### Activity
When a line in the data below includes "inches", pick it out and copy it.
•••••
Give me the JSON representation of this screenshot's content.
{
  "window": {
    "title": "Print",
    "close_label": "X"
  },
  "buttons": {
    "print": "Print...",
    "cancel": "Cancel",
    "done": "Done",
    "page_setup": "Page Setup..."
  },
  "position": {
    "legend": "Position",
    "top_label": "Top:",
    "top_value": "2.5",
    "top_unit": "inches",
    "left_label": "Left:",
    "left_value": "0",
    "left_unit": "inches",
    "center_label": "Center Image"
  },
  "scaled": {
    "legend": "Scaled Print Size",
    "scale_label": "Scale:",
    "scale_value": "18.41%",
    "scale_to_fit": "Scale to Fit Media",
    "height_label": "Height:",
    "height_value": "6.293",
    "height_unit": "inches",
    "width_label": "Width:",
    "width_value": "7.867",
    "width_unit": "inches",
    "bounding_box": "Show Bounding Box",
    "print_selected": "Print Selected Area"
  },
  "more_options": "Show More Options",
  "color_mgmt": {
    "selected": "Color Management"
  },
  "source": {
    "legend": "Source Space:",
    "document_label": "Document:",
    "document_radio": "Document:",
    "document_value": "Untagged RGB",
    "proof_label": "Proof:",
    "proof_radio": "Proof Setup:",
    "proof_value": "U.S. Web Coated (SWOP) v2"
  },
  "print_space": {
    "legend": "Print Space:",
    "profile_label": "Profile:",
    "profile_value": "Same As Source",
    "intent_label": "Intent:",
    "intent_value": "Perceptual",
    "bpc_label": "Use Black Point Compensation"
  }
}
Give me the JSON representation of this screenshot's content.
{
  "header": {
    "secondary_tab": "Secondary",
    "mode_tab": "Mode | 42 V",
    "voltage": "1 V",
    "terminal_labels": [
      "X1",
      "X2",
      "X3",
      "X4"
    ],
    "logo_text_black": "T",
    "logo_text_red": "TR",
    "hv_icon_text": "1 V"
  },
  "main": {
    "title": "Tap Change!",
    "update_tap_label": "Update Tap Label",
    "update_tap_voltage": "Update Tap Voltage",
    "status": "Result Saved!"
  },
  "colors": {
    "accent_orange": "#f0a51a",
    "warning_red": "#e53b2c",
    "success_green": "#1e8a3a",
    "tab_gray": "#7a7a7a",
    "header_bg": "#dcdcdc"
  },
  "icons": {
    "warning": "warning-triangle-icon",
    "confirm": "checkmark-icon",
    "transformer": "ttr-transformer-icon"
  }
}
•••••
### Answer for the task
    "top_unit": "inches",
    "left_unit": "inches",
    "height_unit": "inches",
    "width_unit": "inches",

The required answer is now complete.